Scan the lines below for the string "name" and copy every one that has it.

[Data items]
┌──

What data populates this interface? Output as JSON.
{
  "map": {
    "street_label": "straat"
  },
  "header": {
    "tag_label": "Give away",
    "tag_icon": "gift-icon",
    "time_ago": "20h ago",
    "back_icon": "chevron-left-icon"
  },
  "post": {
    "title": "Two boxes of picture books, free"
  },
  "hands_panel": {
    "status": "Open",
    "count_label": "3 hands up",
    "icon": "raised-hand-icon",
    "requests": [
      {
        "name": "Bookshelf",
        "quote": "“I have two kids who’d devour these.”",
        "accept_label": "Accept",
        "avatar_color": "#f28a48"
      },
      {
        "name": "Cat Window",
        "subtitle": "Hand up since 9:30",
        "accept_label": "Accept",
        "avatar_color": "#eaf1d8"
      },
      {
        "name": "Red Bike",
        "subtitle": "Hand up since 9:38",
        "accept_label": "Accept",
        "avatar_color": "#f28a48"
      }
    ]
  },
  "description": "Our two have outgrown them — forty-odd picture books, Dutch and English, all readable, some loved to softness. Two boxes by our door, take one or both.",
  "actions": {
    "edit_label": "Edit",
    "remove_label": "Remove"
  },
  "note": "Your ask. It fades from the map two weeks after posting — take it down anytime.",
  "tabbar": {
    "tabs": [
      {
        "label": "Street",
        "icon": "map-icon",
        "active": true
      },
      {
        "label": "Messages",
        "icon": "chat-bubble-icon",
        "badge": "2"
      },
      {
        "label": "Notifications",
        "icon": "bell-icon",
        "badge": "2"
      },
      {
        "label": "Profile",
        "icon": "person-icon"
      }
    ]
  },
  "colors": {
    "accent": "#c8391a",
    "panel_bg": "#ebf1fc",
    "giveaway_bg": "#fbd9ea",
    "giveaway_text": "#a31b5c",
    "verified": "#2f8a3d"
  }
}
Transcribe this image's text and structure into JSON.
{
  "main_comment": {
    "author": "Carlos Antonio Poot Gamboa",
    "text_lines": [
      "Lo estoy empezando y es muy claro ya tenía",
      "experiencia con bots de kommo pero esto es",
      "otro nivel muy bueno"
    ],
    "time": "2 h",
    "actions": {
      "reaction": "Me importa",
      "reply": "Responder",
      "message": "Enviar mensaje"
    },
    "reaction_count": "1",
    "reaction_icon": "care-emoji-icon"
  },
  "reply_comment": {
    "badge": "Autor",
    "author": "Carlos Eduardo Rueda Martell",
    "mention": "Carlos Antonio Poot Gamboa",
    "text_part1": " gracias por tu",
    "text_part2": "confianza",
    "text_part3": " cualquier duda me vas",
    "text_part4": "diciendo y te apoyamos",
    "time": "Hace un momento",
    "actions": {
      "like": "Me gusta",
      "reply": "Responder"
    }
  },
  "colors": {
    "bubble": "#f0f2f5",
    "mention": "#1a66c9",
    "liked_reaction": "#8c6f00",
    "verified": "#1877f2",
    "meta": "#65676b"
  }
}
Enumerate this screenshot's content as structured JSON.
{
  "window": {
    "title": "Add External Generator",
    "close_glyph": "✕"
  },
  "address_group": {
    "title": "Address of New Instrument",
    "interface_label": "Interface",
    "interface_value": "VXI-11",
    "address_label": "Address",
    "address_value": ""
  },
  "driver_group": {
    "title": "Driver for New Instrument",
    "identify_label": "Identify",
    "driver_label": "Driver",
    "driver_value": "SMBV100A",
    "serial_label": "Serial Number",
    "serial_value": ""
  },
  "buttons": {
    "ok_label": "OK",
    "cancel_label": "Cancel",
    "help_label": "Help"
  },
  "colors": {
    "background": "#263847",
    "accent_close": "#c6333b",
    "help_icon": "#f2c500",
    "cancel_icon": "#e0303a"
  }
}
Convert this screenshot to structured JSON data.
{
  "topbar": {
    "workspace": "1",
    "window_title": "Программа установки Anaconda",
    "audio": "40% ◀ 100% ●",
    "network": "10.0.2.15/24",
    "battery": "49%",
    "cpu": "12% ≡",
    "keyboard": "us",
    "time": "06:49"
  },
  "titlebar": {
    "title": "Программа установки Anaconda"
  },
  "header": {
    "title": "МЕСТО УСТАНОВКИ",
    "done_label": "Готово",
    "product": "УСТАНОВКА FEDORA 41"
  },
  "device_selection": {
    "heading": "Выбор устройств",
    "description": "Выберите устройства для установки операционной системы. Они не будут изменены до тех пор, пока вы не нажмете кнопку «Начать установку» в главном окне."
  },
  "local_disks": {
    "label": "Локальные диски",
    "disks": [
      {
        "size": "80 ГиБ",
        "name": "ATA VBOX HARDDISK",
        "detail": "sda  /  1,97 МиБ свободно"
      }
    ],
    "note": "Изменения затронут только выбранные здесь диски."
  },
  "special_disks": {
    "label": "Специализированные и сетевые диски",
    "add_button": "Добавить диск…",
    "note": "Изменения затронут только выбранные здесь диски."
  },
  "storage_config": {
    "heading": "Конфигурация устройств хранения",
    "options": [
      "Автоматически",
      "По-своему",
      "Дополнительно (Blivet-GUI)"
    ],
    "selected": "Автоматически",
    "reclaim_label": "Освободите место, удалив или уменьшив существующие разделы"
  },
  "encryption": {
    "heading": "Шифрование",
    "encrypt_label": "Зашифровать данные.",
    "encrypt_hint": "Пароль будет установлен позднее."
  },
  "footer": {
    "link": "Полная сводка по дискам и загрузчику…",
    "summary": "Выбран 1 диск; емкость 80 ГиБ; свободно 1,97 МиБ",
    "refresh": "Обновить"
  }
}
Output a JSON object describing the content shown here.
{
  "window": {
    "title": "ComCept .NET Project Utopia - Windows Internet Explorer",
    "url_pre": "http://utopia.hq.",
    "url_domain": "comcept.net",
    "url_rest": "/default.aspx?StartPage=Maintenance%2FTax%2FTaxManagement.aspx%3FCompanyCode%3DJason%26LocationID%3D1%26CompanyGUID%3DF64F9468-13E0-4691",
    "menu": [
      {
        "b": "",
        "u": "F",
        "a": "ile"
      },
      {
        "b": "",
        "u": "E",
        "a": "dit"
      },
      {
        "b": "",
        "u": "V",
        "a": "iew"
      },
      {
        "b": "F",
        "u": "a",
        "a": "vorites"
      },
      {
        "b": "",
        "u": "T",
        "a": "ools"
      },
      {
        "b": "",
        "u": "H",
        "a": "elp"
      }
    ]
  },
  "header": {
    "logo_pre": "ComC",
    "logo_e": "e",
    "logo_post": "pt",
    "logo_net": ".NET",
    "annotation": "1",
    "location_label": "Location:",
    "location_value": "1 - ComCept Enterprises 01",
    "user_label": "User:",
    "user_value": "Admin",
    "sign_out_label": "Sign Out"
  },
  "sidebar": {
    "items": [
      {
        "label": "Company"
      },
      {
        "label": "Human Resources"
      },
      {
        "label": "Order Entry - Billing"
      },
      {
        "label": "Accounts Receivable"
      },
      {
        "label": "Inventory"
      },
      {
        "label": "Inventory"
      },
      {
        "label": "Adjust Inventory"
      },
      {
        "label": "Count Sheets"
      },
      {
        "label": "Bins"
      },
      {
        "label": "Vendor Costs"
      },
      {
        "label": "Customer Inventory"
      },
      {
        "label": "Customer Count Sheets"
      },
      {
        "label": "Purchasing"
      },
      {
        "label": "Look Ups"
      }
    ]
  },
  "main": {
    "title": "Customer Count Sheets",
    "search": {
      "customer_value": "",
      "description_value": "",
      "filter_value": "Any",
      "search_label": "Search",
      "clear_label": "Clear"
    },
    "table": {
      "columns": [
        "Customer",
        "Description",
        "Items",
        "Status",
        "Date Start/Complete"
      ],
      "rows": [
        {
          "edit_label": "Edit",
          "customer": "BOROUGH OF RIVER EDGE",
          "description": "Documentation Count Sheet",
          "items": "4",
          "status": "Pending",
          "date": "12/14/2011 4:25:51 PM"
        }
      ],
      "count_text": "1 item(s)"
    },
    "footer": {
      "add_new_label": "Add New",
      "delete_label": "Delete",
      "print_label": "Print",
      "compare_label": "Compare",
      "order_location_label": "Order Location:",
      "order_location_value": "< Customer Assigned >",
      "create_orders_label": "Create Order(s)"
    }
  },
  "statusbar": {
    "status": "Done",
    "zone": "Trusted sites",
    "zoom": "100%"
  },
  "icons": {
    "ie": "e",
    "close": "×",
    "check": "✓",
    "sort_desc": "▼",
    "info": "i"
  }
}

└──

## TASK SOLUTION
        "name": "Bookshelf",
        "name": "Cat Window",
        "name": "Red Bike",
        "name": "ATA VBOX HARDDISK",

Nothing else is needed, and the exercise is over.